Palast: Yeah. He is promoting it nationwide. And so really what we’re trying to do is say, see the film, Vigilante, get entertained, but get ready, get warned. Don’t take a gun against the guys with the guns, please. But…that’s why we’re here today: Know Your Rights. They can challenge you. Like, I spoke to one soldier today, and I said, here’s what you do. You’ve been challenged, now here’s the things you can do. I mean, it’s horrible. He’s going to have to go to like a court hearing.
Hoffler: Absolutely. And you know, Greg, I wanna talk about this forever, but we gotta wrap it up. And so I just want, for our viewing audience to understand you need to know your rights. You have the right to vote. We understand there’s voter suppression everywhere, but refuse to be denied.
I’m going to end with a Portuguese expression: A luta continua, vitória é certa. The struggle continues, the voting rights struggle. Vitória é certa Victory is certain. Ladies and gentlemen, do not let anyone take your right to vote away from you. It’s a nonpartisan issue. I just want to thank LaTosha Brown.
Brown: Thank you.
Hoffler: The magnificent, extraordinary LaTosha Brown. We’re so blessed to have you, and Greg Palast, you just keep on keeping on as an investigative journalist.
Hoffler: Because you provide the evidence and the foundation.
Palast: I’m not allowed to retire.
Hoffler: No, no, you’re not allowed, nor is LaTosha. And so we want to thank you for being part of our pilot program here at AIB Network on Know Your Rights. And you all need to keep on keeping on, and keep on fighting.
Donate and get a signed DVD of Greg Palast’s new film,
Vigilante: Georgia’s Vote Suppression Hitman.
“Vigilante really underscores, in graphic detail, exactly how voter suppression is manifesting itself in Georgia…I think the way that it juxtaposed the actual people who were victims with the people who were the perpetrators of this voter suppression was nothing short of brilliant…Everyone needs to see this movie. It’s not just about Georgia, but it’s relevant to what’s happening in this country today.” — CK Hoffler, civil rights attorney
“Everybody, I mean everybody, must see it!” — LaTosha Brown, co-founder Black Voters Matter
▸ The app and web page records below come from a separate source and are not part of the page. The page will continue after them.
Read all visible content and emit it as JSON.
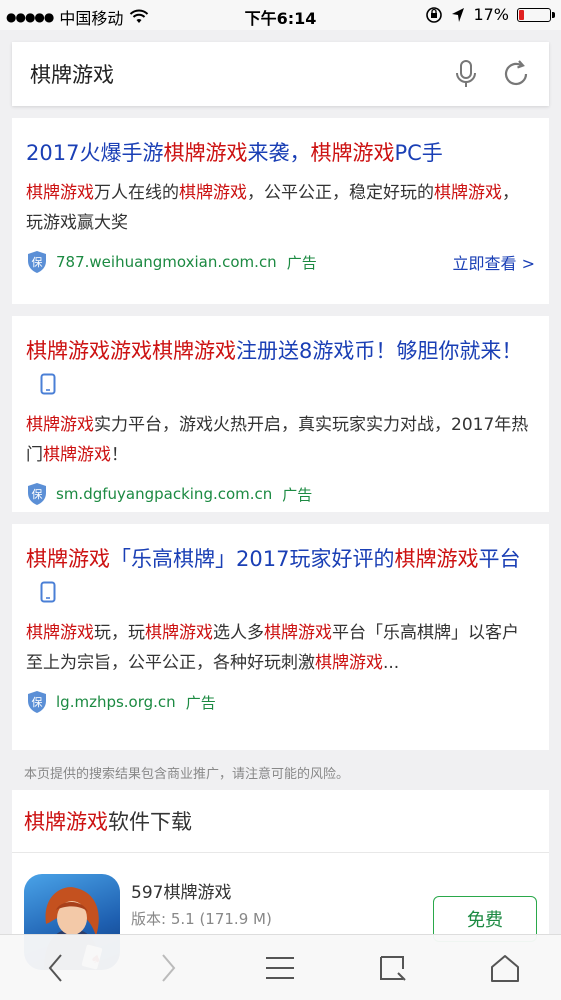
{
  "status_bar": {
    "carrier": "中国移动",
    "time": "下午6:14",
    "battery": "17%",
    "battery_level": 0.17
  },
  "search": {
    "query": "棋牌游戏"
  },
  "results": [
    {
      "title": [
        [
          "2017火爆手游",
          false
        ],
        [
          "棋牌游戏",
          true
        ],
        [
          "来袭，",
          false
        ],
        [
          "棋牌游戏",
          true
        ],
        [
          "PC手",
          false
        ]
      ],
      "desc": [
        [
          "棋牌游戏",
          true
        ],
        [
          "万人在线的",
          false
        ],
        [
          "棋牌游戏",
          true
        ],
        [
          "，公平公正，稳定好玩的",
          false
        ],
        [
          "棋牌游戏",
          true
        ],
        [
          "，玩游戏赢大奖",
          false
        ]
      ],
      "url": "787.weihuangmoxian.com.cn",
      "ad": "广告",
      "more": "立即查看 >"
    },
    {
      "title": [
        [
          "棋牌游戏游戏棋牌游戏",
          true
        ],
        [
          "注册送8游戏币！够胆你就来！",
          false
        ]
      ],
      "desc": [
        [
          "棋牌游戏",
          true
        ],
        [
          "实力平台，游戏火热开启，真实玩家实力对战，2017年热门",
          false
        ],
        [
          "棋牌游戏",
          true
        ],
        [
          "！",
          false
        ]
      ],
      "url": "sm.dgfuyangpacking.com.cn",
      "ad": "广告"
    },
    {
      "title": [
        [
          "棋牌游戏",
          true
        ],
        [
          "「乐高棋牌」2017玩家好评的",
          false
        ],
        [
          "棋牌游戏",
          true
        ],
        [
          "平台",
          false
        ]
      ],
      "desc": [
        [
          "棋牌游戏",
          true
        ],
        [
          "玩，玩",
          false
        ],
        [
          "棋牌游戏",
          true
        ],
        [
          "选人多",
          false
        ],
        [
          "棋牌游戏",
          true
        ],
        [
          "平台「乐高棋牌」以客户至上为宗旨，公平公正，各种好玩刺激",
          false
        ],
        [
          "棋牌游戏",
          true
        ],
        [
          "...",
          false
        ]
      ],
      "url": "lg.mzhps.org.cn",
      "ad": "广告"
    }
  ],
  "notice": "本页提供的搜索结果包含商业推广，请注意可能的风险。",
  "download": {
    "title_hl": "棋牌游戏",
    "title_rest": "软件下载",
    "app_name": "597棋牌游戏",
    "app_version": "版本: 5.1 (171.9 M)",
    "button": "免费"
  },
  "colors": {
    "title_blue": "#1a3fb5",
    "highlight_red": "#cc1111",
    "url_green": "#1c8a42"
  }
}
Tricia “CK” Hoffler is the CEO of The CK Hoffler Firm, an Atlanta-based law firm that specializes in civil rights litigation, among other things. Hoffler was educated in Switzerland (College du Leman, University of Geneva), Canada (Branksome Hall) and the United States. She received her undergraduate degree from Smith College and her law degree from Georgetown University. Hoffler serves as counsel to civil rights icon Rev. Jesse Jackson and is Chairwoman of Rainbow PUSH Coalition.
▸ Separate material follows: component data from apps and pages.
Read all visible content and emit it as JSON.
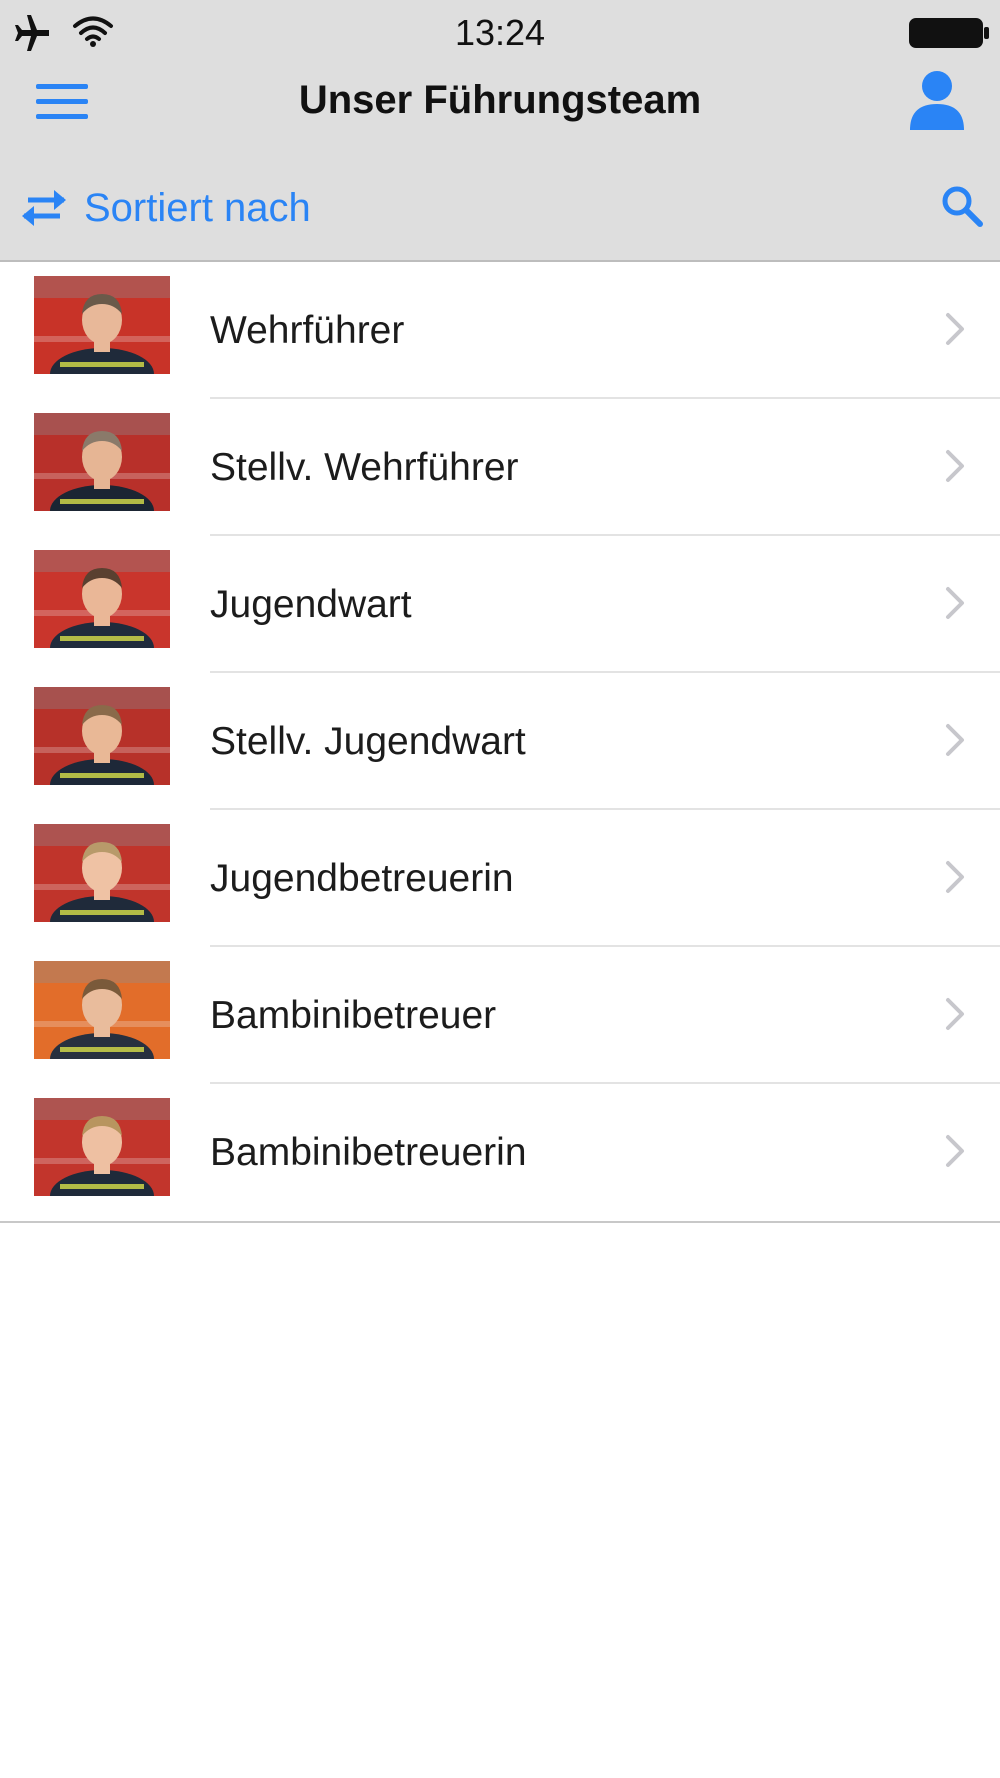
{
  "status_bar": {
    "time": "13:24",
    "icons": [
      "airplane-icon",
      "wifi-icon",
      "battery-icon"
    ]
  },
  "nav": {
    "title": "Unser Führungsteam",
    "left_icon": "menu-icon",
    "right_icon": "user-icon"
  },
  "sortbar": {
    "sort_label": "Sortiert nach",
    "sort_icon": "swap-icon",
    "search_icon": "search-icon"
  },
  "colors": {
    "accent": "#2a84f5",
    "header_background": "#dedede",
    "chevron": "#c7c7cc"
  },
  "list": {
    "items": [
      {
        "label": "Wehrführer",
        "thumb": "photo-wehrfuehrer"
      },
      {
        "label": "Stellv. Wehrführer",
        "thumb": "photo-stellv-wehrfuehrer"
      },
      {
        "label": "Jugendwart",
        "thumb": "photo-jugendwart"
      },
      {
        "label": "Stellv. Jugendwart",
        "thumb": "photo-stellv-jugendwart"
      },
      {
        "label": "Jugendbetreuerin",
        "thumb": "photo-jugendbetreuerin"
      },
      {
        "label": "Bambinibetreuer",
        "thumb": "photo-bambinibetreuer"
      },
      {
        "label": "Bambinibetreuerin",
        "thumb": "photo-bambinibetreuerin"
      }
    ]
  }
}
Hoffler has served on the boards of Planned Parenthood of South Florida (West Palm Beach, Florida), Women in Philanthropy (Stuart, Florida - founding member), and the Washington Urban League (Washington, DC), among others. She is also an active member of the Georgia Association of Black Women Attorneys (GABWA) and hosts an informal mentoring program for lawyers throughout Georgia. Hoffler is a frequent lecturer for various bar associations and has received numerous accolades and awards for outstanding contributions to her profession and philanthropy.
Hoffler has made regular media appearances on television and radio. She hosts her own weekly radio show, “Law and Legal,” on Atlanta’s WAOK. Hoffler also is a guest host each Wednesday on the Santita Jackson show “Legal Q&A with CK”. She has also appeared and provided legal and political commentary on CNN, ABC, Court TV, MSNBC, and other entities in the Peacock Network.